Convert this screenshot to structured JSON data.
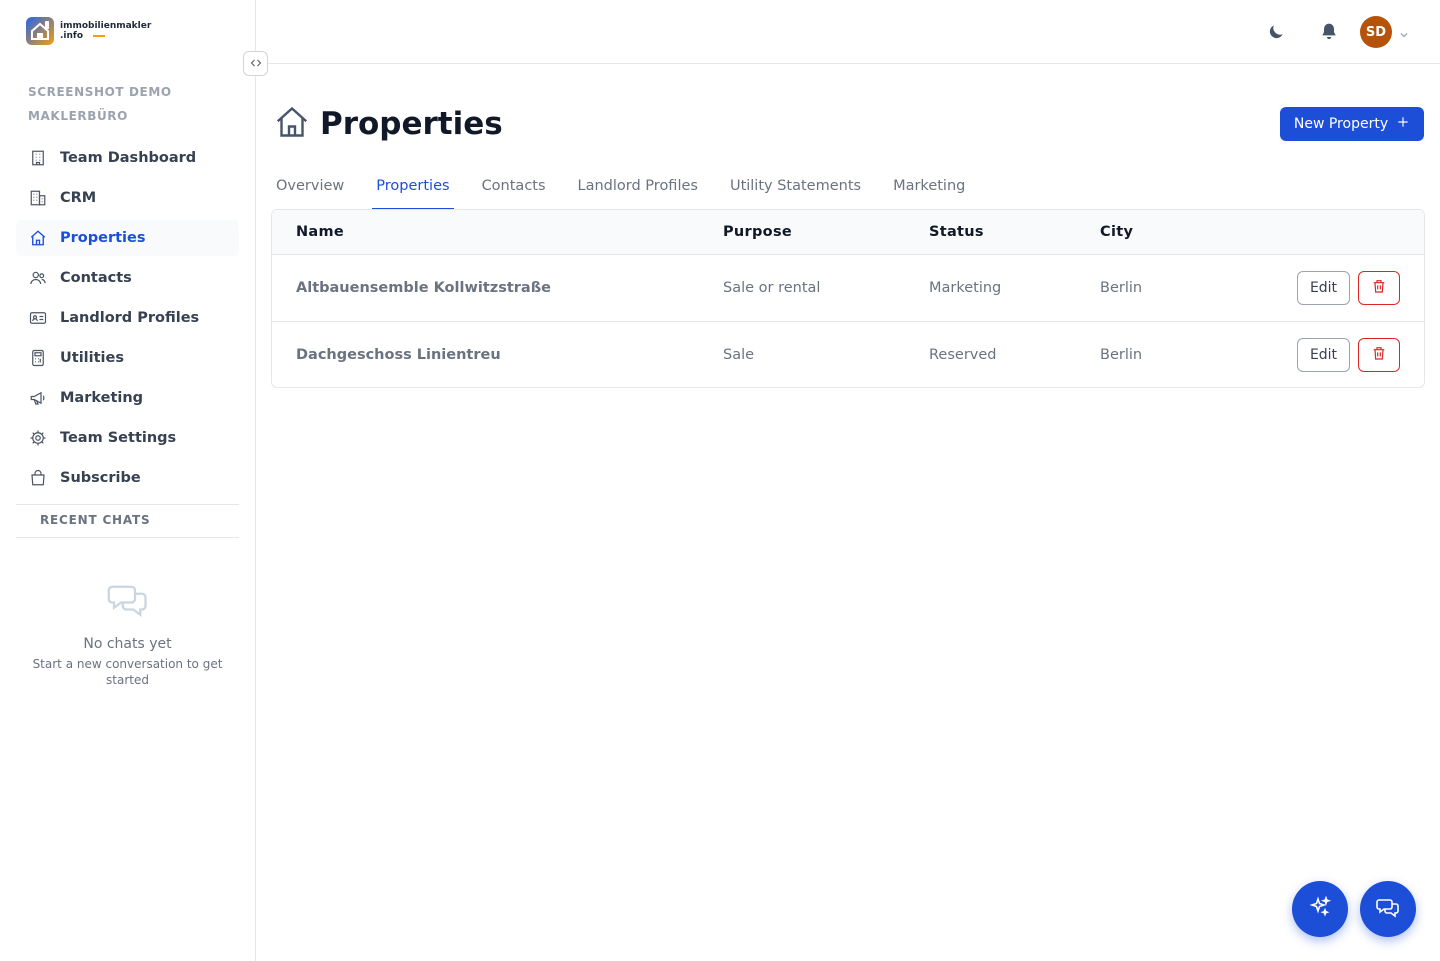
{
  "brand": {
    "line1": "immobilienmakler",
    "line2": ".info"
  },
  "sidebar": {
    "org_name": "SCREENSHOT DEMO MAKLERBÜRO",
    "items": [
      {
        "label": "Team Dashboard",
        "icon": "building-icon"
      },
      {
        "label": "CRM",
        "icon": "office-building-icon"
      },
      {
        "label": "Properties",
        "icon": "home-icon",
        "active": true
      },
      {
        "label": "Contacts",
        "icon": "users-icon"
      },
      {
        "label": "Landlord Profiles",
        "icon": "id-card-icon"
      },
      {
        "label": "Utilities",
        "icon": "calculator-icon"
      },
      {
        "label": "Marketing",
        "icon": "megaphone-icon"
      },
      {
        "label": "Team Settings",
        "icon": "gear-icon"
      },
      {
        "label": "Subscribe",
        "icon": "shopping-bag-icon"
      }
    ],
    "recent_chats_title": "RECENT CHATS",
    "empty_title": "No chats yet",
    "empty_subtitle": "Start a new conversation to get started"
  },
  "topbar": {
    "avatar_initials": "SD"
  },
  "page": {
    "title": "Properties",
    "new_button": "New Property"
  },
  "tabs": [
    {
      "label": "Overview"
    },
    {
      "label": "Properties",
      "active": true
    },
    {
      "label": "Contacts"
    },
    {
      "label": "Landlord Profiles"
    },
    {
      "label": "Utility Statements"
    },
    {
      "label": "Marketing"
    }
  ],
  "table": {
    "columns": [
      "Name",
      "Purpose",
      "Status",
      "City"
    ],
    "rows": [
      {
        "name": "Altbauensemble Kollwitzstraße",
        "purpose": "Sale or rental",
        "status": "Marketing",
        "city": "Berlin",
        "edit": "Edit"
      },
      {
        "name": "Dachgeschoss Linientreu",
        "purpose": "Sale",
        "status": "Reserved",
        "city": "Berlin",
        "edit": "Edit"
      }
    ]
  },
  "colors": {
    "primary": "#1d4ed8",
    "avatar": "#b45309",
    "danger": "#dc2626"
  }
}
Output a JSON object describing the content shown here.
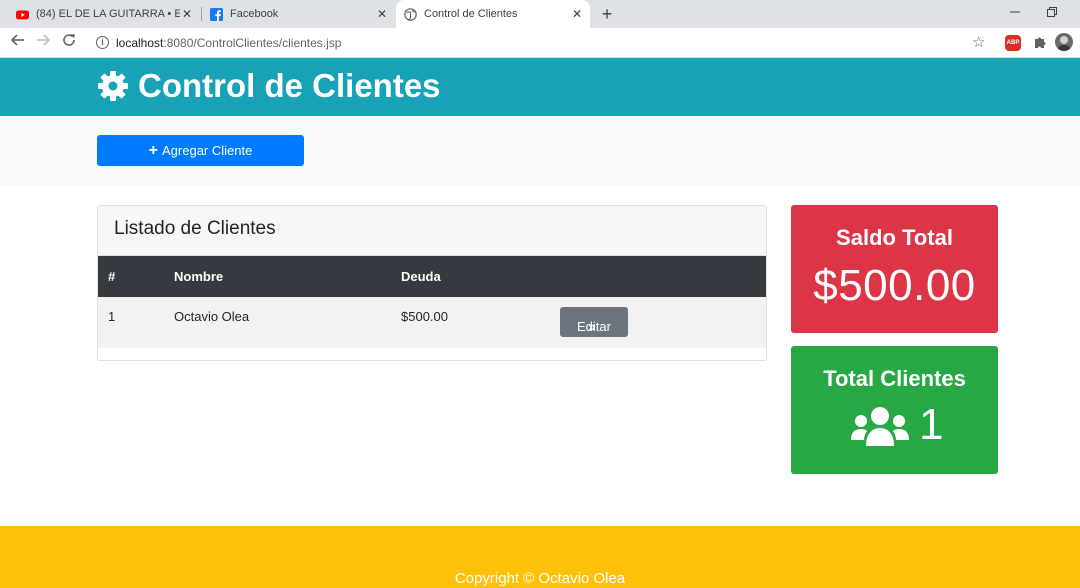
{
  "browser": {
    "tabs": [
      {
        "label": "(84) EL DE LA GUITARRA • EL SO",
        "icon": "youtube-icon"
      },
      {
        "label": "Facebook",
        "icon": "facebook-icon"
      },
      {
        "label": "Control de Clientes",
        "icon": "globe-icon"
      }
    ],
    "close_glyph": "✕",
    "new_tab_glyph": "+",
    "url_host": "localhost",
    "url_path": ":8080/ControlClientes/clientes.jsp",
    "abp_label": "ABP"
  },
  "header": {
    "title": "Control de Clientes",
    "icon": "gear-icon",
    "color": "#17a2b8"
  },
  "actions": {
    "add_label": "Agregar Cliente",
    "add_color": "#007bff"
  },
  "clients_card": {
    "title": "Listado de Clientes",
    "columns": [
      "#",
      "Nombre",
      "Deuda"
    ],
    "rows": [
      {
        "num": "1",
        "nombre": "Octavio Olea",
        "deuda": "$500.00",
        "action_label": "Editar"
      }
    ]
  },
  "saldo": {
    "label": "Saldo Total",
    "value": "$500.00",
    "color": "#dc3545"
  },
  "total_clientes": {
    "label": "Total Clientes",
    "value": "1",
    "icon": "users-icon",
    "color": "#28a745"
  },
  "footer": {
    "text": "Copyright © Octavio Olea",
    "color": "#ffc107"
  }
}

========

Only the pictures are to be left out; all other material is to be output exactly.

Convert this screenshot to structured JSON data.
{
  "brand": {
    "line1": "immobilienmakler",
    "line2": ".info"
  },
  "sidebar": {
    "org_name": "SCREENSHOT DEMO MAKLERBÜRO",
    "items": [
      {
        "label": "Team Dashboard",
        "icon": "building-icon"
      },
      {
        "label": "CRM",
        "icon": "office-building-icon"
      },
      {
        "label": "Properties",
        "icon": "home-icon",
        "active": true
      },
      {
        "label": "Contacts",
        "icon": "users-icon"
      },
      {
        "label": "Landlord Profiles",
        "icon": "id-card-icon"
      },
      {
        "label": "Utilities",
        "icon": "calculator-icon"
      },
      {
        "label": "Marketing",
        "icon": "megaphone-icon"
      },
      {
        "label": "Team Settings",
        "icon": "gear-icon"
      },
      {
        "label": "Subscribe",
        "icon": "shopping-bag-icon"
      }
    ],
    "recent_chats_title": "RECENT CHATS",
    "empty_title": "No chats yet",
    "empty_subtitle": "Start a new conversation to get started"
  },
  "topbar": {
    "avatar_initials": "SD"
  },
  "page": {
    "title": "Properties",
    "new_button": "New Property"
  },
  "tabs": [
    {
      "label": "Overview"
    },
    {
      "label": "Properties",
      "active": true
    },
    {
      "label": "Contacts"
    },
    {
      "label": "Landlord Profiles"
    },
    {
      "label": "Utility Statements"
    },
    {
      "label": "Marketing"
    }
  ],
  "table": {
    "columns": [
      "Name",
      "Purpose",
      "Status",
      "City"
    ],
    "rows": [
      {
        "name": "Altbauensemble Kollwitzstraße",
        "purpose": "Sale or rental",
        "status": "Marketing",
        "city": "Berlin",
        "edit": "Edit"
      },
      {
        "name": "Dachgeschoss Linientreu",
        "purpose": "Sale",
        "status": "Reserved",
        "city": "Berlin",
        "edit": "Edit"
      }
    ]
  },
  "colors": {
    "primary": "#1d4ed8",
    "avatar": "#b45309",
    "danger": "#dc2626"
  }
}
Output a JSON object describing the content shown here.
{
  "browser": {
    "tabs": [
      {
        "label": "(84) EL DE LA GUITARRA • EL SO",
        "icon": "youtube-icon"
      },
      {
        "label": "Facebook",
        "icon": "facebook-icon"
      },
      {
        "label": "Control de Clientes",
        "icon": "globe-icon"
      }
    ],
    "close_glyph": "✕",
    "new_tab_glyph": "+",
    "url_host": "localhost",
    "url_path": ":8080/ControlClientes/clientes.jsp",
    "abp_label": "ABP"
  },
  "header": {
    "title": "Control de Clientes",
    "icon": "gear-icon",
    "color": "#17a2b8"
  },
  "actions": {
    "add_label": "Agregar Cliente",
    "add_color": "#007bff"
  },
  "clients_card": {
    "title": "Listado de Clientes",
    "columns": [
      "#",
      "Nombre",
      "Deuda"
    ],
    "rows": [
      {
        "num": "1",
        "nombre": "Octavio Olea",
        "deuda": "$500.00",
        "action_label": "Editar"
      }
    ]
  },
  "saldo": {
    "label": "Saldo Total",
    "value": "$500.00",
    "color": "#dc3545"
  },
  "total_clientes": {
    "label": "Total Clientes",
    "value": "1",
    "icon": "users-icon",
    "color": "#28a745"
  },
  "footer": {
    "text": "Copyright © Octavio Olea",
    "color": "#ffc107"
  }
}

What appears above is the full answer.